Susan, Prison Officer, Corrections Victoria:
“You need to be able to accept and deal with change. You need to accept people in all the various diversity.”
Michael, Senior Prison Officer, Corrections Victoria:
“It can be quite a challenging environment to work in and having a positive attitude definitely helps.”
“You can't be in a positive frame and interact well with our people in our care 90% of the time because that 10% will undermine it.”
Darrin, Supervisor, Corrections Victoria:
“The biggest tool that you can bring into the job is that communication. Because when you're sitting down having a one on one discussion with a prisoner, the better you're able to build that rapport with them and just develop a bit of trust and some understanding.”
Alex Cano, Acting General Manager, Case Management, Corrections Victoria:
“I think listening plays a crucial role when you engage with an individual and just trying to understand where somebody is coming from.”
Megan, Prison Officer, Corrections Victoria:
“I think just being able to talk to people and come down to their level. Don't judge people. Be respectful and have empathy.”
Abuk, Prison Officer, Corrections Victoria:
“Having the ability to relate, to be understanding and to place yourself in someone else's shoes.”
Larissa Strong, Commissioner, Corrections Victoria:
“We want prison officers that are interested in people, that are interested in actually supporting someone make that change. We will give them the skills about how to support that, how to motivate someone to make that change but this is a job about people, as well as be able to, you know, work in a multidisciplinary team environment and see different perspectives.”
Simone Shaw, Clinical Director, Corrections Victoria:
“So essentially, we're looking for staff who see value in the public service that we do here in creating a safer community.”
“We want prison officers of different backgrounds, with different diversities, with different life skills and experiences. We want to mirror the community. So give it a go and make the enquiry.”
We recommend that you read the position description. It will give you an understanding of the expectations and responsibilities of a prison officer. This can help with your application process and give you a sense of the requirements of the job.
Important information to consider
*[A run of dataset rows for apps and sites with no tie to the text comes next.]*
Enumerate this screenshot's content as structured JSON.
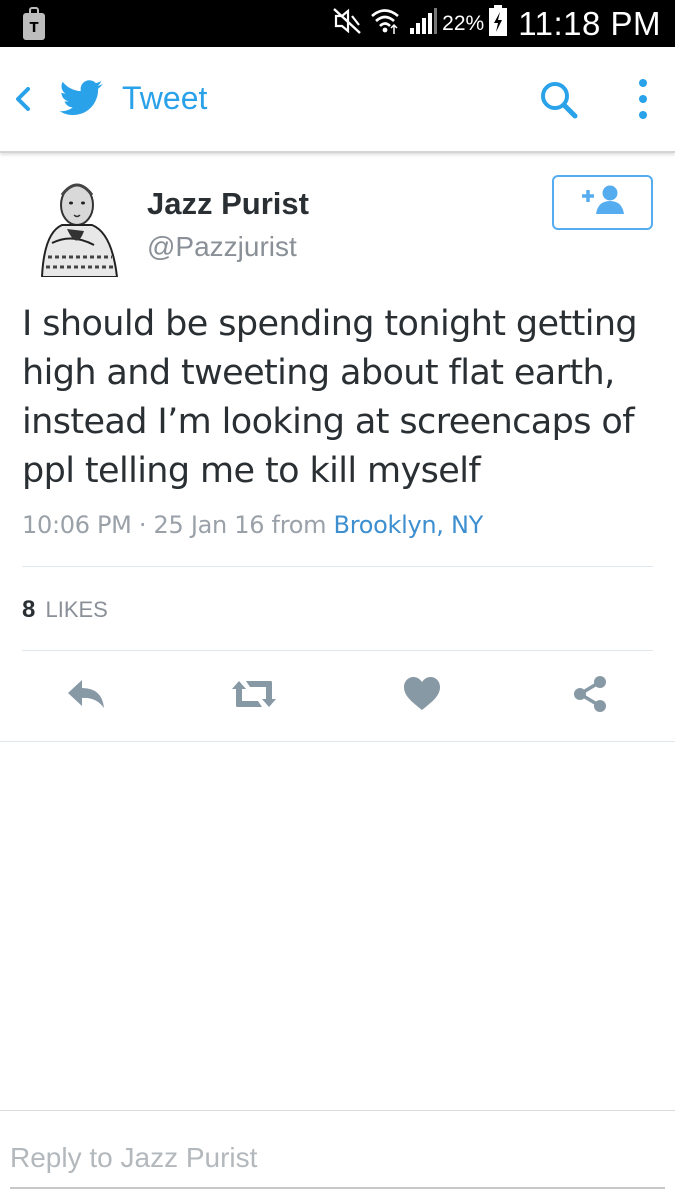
{
  "status_bar": {
    "battery_pct": "22%",
    "time": "11:18 PM",
    "icons": [
      "carrier-tmobile-icon",
      "mute-icon",
      "wifi-icon",
      "signal-icon",
      "battery-charging-icon"
    ]
  },
  "app_bar": {
    "title": "Tweet",
    "icons": [
      "back-chevron-icon",
      "twitter-bird-icon",
      "search-icon",
      "overflow-menu-icon"
    ],
    "accent_color": "#2aa2ea"
  },
  "tweet": {
    "author_name": "Jazz Purist",
    "author_handle": "@Pazzjurist",
    "text": "I should be spending tonight getting high and tweeting about flat earth, instead I’m looking at screencaps of ppl telling me to kill myself",
    "timestamp": "10:06 PM · 25 Jan 16",
    "from_label": "from",
    "location": "Brooklyn, NY",
    "likes_count": "8",
    "likes_label": "LIKES",
    "follow_icon": "add-user-icon"
  },
  "actions": [
    "reply-icon",
    "retweet-icon",
    "like-heart-icon",
    "share-icon"
  ],
  "reply": {
    "placeholder": "Reply to Jazz Purist"
  }
}
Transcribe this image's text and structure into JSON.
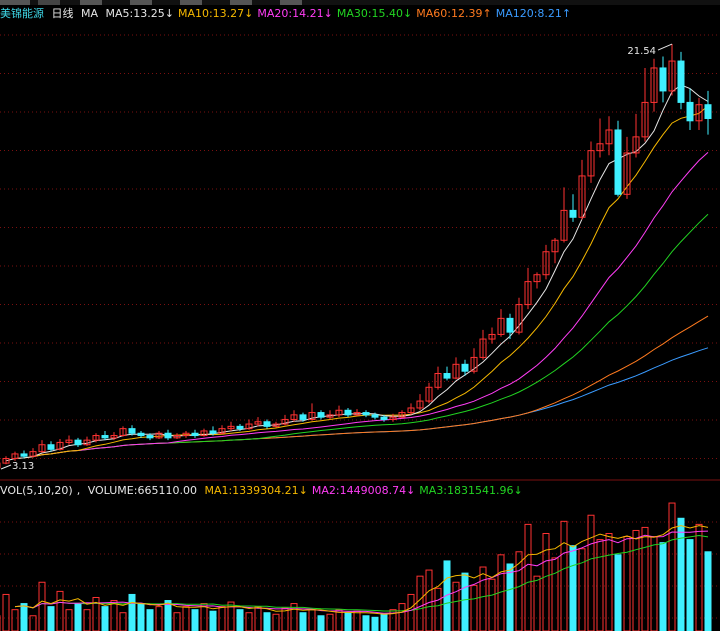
{
  "stock": {
    "name": "美锦能源",
    "period": "日线"
  },
  "price_legend": {
    "ma_label": "MA",
    "items": [
      {
        "label": "MA5:13.25",
        "arrow": "↓",
        "color": "#e6e6e6"
      },
      {
        "label": "MA10:13.27",
        "arrow": "↓",
        "color": "#f5b800"
      },
      {
        "label": "MA20:14.21",
        "arrow": "↓",
        "color": "#ff3df5"
      },
      {
        "label": "MA30:15.40",
        "arrow": "↓",
        "color": "#22d422"
      },
      {
        "label": "MA60:12.39",
        "arrow": "↑",
        "color": "#ff7a1f"
      },
      {
        "label": "MA120:8.21",
        "arrow": "↑",
        "color": "#3a9bff"
      }
    ]
  },
  "volume_legend": {
    "label": "VOL(5,10,20)",
    "volume": "VOLUME:665110.00",
    "items": [
      {
        "label": "MA1:1339304.21",
        "arrow": "↓",
        "color": "#f5b800"
      },
      {
        "label": "MA2:1449008.74",
        "arrow": "↓",
        "color": "#ff3df5"
      },
      {
        "label": "MA3:1831541.96",
        "arrow": "↓",
        "color": "#22d422"
      }
    ]
  },
  "colors": {
    "up": "#ff3232",
    "down": "#3ff0ff",
    "grid": "#7a1010",
    "background": "#000000",
    "ma5": "#e6e6e6",
    "ma10": "#f5b800",
    "ma20": "#ff3df5",
    "ma30": "#22d422",
    "ma60": "#ff7a1f",
    "ma120": "#3a9bff",
    "vol_ma5": "#f5b800",
    "vol_ma10": "#ff3df5",
    "vol_ma20": "#22d422"
  },
  "chart_data": {
    "type": "candlestick",
    "annotations": {
      "high_label": "21.54",
      "low_label": "3.13"
    },
    "price_range": [
      3.0,
      22.5
    ],
    "volume_range": [
      0,
      4300000
    ],
    "candles": [
      [
        3.1,
        3.3,
        3.5,
        3.0
      ],
      [
        3.3,
        3.5,
        3.6,
        3.25
      ],
      [
        3.5,
        3.7,
        3.8,
        3.4
      ],
      [
        3.7,
        3.6,
        3.85,
        3.5
      ],
      [
        3.6,
        3.8,
        3.95,
        3.55
      ],
      [
        3.8,
        4.1,
        4.3,
        3.75
      ],
      [
        4.1,
        3.9,
        4.25,
        3.8
      ],
      [
        3.9,
        4.2,
        4.35,
        3.85
      ],
      [
        4.2,
        4.3,
        4.5,
        4.1
      ],
      [
        4.3,
        4.1,
        4.4,
        4.0
      ],
      [
        4.1,
        4.3,
        4.45,
        4.05
      ],
      [
        4.3,
        4.5,
        4.6,
        4.2
      ],
      [
        4.5,
        4.4,
        4.7,
        4.3
      ],
      [
        4.4,
        4.5,
        4.65,
        4.3
      ],
      [
        4.5,
        4.8,
        4.9,
        4.45
      ],
      [
        4.8,
        4.6,
        4.95,
        4.5
      ],
      [
        4.6,
        4.5,
        4.7,
        4.4
      ],
      [
        4.5,
        4.4,
        4.6,
        4.3
      ],
      [
        4.4,
        4.6,
        4.7,
        4.35
      ],
      [
        4.6,
        4.4,
        4.75,
        4.3
      ],
      [
        4.4,
        4.5,
        4.6,
        4.35
      ],
      [
        4.5,
        4.6,
        4.7,
        4.4
      ],
      [
        4.6,
        4.5,
        4.75,
        4.4
      ],
      [
        4.5,
        4.7,
        4.8,
        4.45
      ],
      [
        4.7,
        4.6,
        4.9,
        4.5
      ],
      [
        4.6,
        4.8,
        4.95,
        4.55
      ],
      [
        4.8,
        4.9,
        5.1,
        4.7
      ],
      [
        4.9,
        4.8,
        5.0,
        4.7
      ],
      [
        4.8,
        5.0,
        5.2,
        4.75
      ],
      [
        5.0,
        5.1,
        5.3,
        4.9
      ],
      [
        5.1,
        4.9,
        5.2,
        4.8
      ],
      [
        4.9,
        5.0,
        5.1,
        4.85
      ],
      [
        5.0,
        5.2,
        5.4,
        4.95
      ],
      [
        5.2,
        5.4,
        5.6,
        5.1
      ],
      [
        5.4,
        5.2,
        5.5,
        5.1
      ],
      [
        5.2,
        5.5,
        5.9,
        5.15
      ],
      [
        5.5,
        5.3,
        5.6,
        5.2
      ],
      [
        5.3,
        5.4,
        5.6,
        5.2
      ],
      [
        5.4,
        5.6,
        5.8,
        5.3
      ],
      [
        5.6,
        5.4,
        5.7,
        5.3
      ],
      [
        5.4,
        5.5,
        5.65,
        5.35
      ],
      [
        5.5,
        5.4,
        5.6,
        5.3
      ],
      [
        5.4,
        5.3,
        5.5,
        5.2
      ],
      [
        5.3,
        5.2,
        5.4,
        5.1
      ],
      [
        5.2,
        5.3,
        5.45,
        5.1
      ],
      [
        5.3,
        5.5,
        5.6,
        5.25
      ],
      [
        5.5,
        5.7,
        5.9,
        5.4
      ],
      [
        5.7,
        6.0,
        6.3,
        5.6
      ],
      [
        6.0,
        6.6,
        6.8,
        5.9
      ],
      [
        6.6,
        7.2,
        7.5,
        6.5
      ],
      [
        7.2,
        7.0,
        7.5,
        6.9
      ],
      [
        7.0,
        7.6,
        7.9,
        6.95
      ],
      [
        7.6,
        7.3,
        7.8,
        7.1
      ],
      [
        7.3,
        7.9,
        8.3,
        7.2
      ],
      [
        7.9,
        8.7,
        9.1,
        7.8
      ],
      [
        8.7,
        8.9,
        9.2,
        8.5
      ],
      [
        8.9,
        9.6,
        10.0,
        8.8
      ],
      [
        9.6,
        9.0,
        9.8,
        8.7
      ],
      [
        9.0,
        10.2,
        10.5,
        8.9
      ],
      [
        10.2,
        11.2,
        11.8,
        10.0
      ],
      [
        11.2,
        11.5,
        11.6,
        10.9
      ],
      [
        11.5,
        12.5,
        12.8,
        11.3
      ],
      [
        12.5,
        13.0,
        13.1,
        12.0
      ],
      [
        13.0,
        14.3,
        15.3,
        12.9
      ],
      [
        14.3,
        14.0,
        15.0,
        13.8
      ],
      [
        14.0,
        15.8,
        16.5,
        13.9
      ],
      [
        15.8,
        16.9,
        17.3,
        15.5
      ],
      [
        16.9,
        17.2,
        18.3,
        16.6
      ],
      [
        17.2,
        17.8,
        18.4,
        16.7
      ],
      [
        17.8,
        15.0,
        18.2,
        14.9
      ],
      [
        15.0,
        16.8,
        17.5,
        14.8
      ],
      [
        16.8,
        17.5,
        18.5,
        16.6
      ],
      [
        17.5,
        19.0,
        20.5,
        17.3
      ],
      [
        19.0,
        20.5,
        20.9,
        18.6
      ],
      [
        20.5,
        19.5,
        21.0,
        19.0
      ],
      [
        19.5,
        20.8,
        21.54,
        19.3
      ],
      [
        20.8,
        19.0,
        21.2,
        18.7
      ],
      [
        19.0,
        18.2,
        19.6,
        17.8
      ],
      [
        18.2,
        18.9,
        19.2,
        17.8
      ],
      [
        18.9,
        18.3,
        19.5,
        17.6
      ]
    ],
    "volume": [
      500000,
      1200000,
      700000,
      900000,
      500000,
      1600000,
      800000,
      1300000,
      700000,
      900000,
      700000,
      1100000,
      800000,
      1000000,
      600000,
      1200000,
      900000,
      700000,
      800000,
      1000000,
      600000,
      800000,
      700000,
      900000,
      650000,
      800000,
      950000,
      700000,
      600000,
      800000,
      600000,
      550000,
      750000,
      900000,
      600000,
      700000,
      500000,
      550000,
      700000,
      600000,
      650000,
      500000,
      450000,
      550000,
      700000,
      900000,
      1200000,
      1800000,
      2000000,
      1400000,
      2300000,
      1600000,
      1900000,
      1500000,
      2100000,
      1700000,
      2500000,
      2200000,
      2600000,
      3500000,
      1800000,
      3200000,
      2400000,
      3600000,
      2800000,
      2700000,
      3800000,
      3000000,
      3200000,
      2500000,
      3100000,
      3300000,
      3400000,
      3100000,
      2900000,
      4200000,
      3700000,
      3000000,
      3500000,
      2600000
    ]
  }
}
The highest levels of integrity are expected from all employees. In your job application you are required to fully disclose any offences or convictions you have had, regardless of the type of offence or when they happened. It is an important indicator about the level of your integrity that you disclose the information at the start of the process.
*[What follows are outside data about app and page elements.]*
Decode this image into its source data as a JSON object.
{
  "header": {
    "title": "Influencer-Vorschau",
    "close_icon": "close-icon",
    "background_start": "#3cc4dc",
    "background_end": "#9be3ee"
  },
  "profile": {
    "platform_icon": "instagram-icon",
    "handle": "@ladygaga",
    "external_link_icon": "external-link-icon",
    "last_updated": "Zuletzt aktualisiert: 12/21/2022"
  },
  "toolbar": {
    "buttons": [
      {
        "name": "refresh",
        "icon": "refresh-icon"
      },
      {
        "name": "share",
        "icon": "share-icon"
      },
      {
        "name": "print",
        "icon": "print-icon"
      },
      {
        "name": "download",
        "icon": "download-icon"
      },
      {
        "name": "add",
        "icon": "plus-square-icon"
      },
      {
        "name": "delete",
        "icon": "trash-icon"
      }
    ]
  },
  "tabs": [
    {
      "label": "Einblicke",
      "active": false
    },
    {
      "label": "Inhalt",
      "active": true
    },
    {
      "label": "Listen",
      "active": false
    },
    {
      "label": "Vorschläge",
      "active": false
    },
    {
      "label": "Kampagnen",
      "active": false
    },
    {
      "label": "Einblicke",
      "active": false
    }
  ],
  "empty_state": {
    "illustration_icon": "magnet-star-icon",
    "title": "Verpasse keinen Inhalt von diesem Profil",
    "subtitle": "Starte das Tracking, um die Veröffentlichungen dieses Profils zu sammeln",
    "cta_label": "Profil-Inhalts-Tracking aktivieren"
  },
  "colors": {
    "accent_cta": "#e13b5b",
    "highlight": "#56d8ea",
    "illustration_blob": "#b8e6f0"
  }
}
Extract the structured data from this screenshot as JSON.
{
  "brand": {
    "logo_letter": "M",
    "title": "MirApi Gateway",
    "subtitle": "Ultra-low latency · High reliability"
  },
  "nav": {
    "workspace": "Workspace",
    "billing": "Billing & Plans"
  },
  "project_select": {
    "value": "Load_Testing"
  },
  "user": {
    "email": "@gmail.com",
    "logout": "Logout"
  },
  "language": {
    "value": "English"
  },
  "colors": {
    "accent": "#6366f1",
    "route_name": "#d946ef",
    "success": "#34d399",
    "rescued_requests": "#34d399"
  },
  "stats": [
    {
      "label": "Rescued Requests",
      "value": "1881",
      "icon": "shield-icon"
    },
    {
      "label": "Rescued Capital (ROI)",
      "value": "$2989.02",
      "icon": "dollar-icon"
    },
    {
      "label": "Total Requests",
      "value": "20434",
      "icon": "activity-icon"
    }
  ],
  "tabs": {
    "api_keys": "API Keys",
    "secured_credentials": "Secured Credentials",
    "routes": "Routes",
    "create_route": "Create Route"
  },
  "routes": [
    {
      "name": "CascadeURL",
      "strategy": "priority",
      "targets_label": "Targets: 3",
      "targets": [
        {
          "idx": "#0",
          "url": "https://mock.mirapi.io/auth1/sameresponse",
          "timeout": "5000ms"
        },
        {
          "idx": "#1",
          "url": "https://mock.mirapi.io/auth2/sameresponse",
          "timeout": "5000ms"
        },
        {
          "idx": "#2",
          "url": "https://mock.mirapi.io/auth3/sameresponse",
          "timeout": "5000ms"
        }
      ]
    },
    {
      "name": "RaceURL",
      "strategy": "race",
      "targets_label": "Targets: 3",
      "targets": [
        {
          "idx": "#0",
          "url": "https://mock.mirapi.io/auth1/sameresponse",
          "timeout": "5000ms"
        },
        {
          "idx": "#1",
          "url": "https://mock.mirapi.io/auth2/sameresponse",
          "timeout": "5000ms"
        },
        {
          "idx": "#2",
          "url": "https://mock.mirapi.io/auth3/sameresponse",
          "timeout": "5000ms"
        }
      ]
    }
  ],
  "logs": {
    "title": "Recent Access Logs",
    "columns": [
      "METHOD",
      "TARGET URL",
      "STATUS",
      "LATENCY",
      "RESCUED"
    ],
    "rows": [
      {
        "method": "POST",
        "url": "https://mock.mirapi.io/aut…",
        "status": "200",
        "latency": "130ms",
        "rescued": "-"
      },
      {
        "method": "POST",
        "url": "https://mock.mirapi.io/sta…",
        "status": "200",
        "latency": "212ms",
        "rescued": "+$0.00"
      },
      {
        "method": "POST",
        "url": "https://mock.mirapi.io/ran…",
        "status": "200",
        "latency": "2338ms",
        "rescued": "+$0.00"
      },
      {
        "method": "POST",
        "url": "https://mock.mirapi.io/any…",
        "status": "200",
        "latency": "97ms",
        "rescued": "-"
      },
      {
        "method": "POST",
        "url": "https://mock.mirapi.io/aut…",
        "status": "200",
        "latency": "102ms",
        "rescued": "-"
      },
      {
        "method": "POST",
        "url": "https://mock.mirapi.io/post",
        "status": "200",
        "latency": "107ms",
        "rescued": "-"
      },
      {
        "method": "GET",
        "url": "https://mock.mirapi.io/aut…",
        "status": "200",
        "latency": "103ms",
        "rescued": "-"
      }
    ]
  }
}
Health and fitness
To become a prison officer you need to have a good level of health and fitness. Applicants are encouraged to prepare by learning more about the health and fitness requirements and completing the self-assessment .
For safety reasons, prison officers must not have facial hair. Note that there are exceptions on religious grounds.
At most prisons, you’ll be required to work on a 24 hour/ seven-day roster including public holidays. Each prison operates different shift lengths, start and finish times.
Prison officers are provided with a uniform that they wear during their shift.
There is a total smoking ban at all Victorian prisons. Staff and prisoners cannot have tobacco related products or e-cigarettes in any area of a prison.
To be eligible for appointment as a prison officer in a Corrections Victoria facility, you must be an Australian or New Zealand citizen or hold Australian permanent residency. You must also possess a current Victorian driver’s license (minimum P2 category) and be willing to obtain a current first aid certificate.
The department is committed to providing and maintaining a working environment that is safe and without risk to the health of its employees consistent with the department's obligations under the Occupational Health and Safety Act 2004 (Vic). Therefore, there is a requirement that all DJCS employees be fully vaccinated against COVID-19 in order to undertake duties outside of their homes.
Prior to starting employment with the department you will need to provide evidence that you are vaccinated against COVID-19. Acceptable evidence includes: